[DESCRIPTION OF THE TASK] Pick out each line of the records in which the word "wavosaur" appears.

(Excerpts from an interface dataset)
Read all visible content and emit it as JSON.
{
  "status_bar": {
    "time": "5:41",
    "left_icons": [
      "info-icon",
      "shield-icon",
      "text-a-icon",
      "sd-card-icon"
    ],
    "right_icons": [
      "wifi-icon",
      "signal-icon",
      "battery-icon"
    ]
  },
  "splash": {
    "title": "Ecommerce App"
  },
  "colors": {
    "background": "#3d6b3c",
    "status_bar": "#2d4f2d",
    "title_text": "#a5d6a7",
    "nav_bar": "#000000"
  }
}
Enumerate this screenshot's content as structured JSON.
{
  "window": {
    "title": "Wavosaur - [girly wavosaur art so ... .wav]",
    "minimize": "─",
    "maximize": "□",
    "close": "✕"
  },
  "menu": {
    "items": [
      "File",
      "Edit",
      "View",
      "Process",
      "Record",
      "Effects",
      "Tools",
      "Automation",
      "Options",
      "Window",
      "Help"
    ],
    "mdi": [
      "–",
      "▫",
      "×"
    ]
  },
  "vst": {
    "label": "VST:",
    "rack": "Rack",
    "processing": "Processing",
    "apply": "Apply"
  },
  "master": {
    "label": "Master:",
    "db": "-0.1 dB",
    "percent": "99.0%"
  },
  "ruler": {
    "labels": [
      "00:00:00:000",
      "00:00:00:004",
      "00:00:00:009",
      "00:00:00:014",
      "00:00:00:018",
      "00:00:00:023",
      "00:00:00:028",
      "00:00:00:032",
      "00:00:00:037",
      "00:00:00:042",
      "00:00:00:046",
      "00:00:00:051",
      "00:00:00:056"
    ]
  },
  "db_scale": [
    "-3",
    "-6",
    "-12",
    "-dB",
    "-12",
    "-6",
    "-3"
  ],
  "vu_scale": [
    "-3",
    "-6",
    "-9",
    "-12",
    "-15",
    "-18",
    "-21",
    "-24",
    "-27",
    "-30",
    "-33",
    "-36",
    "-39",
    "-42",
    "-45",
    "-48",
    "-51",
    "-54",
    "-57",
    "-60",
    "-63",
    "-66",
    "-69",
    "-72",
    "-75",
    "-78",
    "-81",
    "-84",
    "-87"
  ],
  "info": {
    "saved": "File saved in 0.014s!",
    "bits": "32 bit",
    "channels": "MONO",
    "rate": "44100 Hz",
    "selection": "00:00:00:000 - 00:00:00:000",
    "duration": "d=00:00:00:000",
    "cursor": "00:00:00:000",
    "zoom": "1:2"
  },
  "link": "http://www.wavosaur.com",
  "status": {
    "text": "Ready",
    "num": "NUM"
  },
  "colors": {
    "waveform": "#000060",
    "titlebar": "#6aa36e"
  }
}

[WRITTEN RESPONSE]
    "title": "Wavosaur - [girly wavosaur art so ... .wav]",
  "link": "http://www.wavosaur.com",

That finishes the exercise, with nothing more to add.